To do
Each line of the material holding the word "data" must be identified and copied.

Exercise input
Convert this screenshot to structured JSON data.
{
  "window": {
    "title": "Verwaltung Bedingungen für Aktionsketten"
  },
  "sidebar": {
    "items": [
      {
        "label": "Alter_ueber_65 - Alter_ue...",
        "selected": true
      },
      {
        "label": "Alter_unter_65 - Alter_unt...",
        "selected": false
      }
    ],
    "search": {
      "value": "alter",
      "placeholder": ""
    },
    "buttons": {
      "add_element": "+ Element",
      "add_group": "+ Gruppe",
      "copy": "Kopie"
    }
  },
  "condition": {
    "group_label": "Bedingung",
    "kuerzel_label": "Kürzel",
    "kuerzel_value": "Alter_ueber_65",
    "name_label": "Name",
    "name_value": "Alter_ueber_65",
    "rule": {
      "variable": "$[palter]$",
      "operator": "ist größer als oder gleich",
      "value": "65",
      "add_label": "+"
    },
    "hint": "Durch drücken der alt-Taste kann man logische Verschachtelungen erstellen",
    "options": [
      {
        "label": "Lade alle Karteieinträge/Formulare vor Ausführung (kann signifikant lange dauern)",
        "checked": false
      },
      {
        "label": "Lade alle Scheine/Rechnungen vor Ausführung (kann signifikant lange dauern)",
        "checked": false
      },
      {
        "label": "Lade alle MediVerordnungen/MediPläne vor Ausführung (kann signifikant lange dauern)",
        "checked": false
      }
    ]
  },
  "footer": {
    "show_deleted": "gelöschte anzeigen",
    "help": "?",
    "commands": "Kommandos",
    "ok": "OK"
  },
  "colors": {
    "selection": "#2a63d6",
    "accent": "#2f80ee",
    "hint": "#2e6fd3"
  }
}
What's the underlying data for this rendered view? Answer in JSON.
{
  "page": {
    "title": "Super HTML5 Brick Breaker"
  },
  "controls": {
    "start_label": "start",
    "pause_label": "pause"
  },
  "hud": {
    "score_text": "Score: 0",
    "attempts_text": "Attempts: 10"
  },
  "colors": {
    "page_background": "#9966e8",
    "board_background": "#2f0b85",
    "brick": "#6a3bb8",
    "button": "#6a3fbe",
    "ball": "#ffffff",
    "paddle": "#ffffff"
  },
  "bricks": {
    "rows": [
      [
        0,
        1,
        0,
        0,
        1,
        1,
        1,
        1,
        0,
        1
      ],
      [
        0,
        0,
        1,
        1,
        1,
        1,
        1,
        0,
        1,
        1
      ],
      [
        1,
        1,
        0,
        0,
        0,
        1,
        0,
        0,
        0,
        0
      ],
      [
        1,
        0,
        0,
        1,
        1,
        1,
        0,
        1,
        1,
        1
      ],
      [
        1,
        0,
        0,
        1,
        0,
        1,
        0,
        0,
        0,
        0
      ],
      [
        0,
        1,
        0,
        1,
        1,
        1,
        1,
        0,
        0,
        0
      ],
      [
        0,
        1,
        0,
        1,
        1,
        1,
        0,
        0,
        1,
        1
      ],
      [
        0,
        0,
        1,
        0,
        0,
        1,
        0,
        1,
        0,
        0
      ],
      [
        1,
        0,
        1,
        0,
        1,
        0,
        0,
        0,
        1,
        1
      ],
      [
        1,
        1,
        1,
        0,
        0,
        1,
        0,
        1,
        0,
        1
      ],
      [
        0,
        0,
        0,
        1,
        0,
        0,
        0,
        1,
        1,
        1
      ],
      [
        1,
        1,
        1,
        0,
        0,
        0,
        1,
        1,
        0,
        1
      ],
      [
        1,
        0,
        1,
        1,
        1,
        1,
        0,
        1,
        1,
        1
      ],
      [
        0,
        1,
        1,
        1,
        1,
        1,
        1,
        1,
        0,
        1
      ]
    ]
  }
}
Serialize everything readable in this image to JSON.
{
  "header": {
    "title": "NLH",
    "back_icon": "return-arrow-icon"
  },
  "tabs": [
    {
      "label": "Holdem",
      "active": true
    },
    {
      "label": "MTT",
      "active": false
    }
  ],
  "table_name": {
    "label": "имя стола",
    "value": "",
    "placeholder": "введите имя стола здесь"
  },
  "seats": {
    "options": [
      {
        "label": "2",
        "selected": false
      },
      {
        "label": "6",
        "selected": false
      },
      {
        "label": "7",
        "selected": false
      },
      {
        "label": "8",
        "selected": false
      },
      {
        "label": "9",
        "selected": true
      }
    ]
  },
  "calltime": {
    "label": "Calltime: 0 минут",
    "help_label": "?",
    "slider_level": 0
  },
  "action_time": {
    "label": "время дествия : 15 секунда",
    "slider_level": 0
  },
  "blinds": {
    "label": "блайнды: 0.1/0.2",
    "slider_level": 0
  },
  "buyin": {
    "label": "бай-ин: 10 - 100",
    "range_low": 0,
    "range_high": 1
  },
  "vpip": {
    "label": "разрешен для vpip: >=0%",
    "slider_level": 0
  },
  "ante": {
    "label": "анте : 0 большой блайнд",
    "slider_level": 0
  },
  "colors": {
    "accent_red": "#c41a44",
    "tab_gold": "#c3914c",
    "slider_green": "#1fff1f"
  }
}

Response to this exercise
Convert this screenshot to structured JSON data.
What's the underlying data for this rendered view? Answer in JSON.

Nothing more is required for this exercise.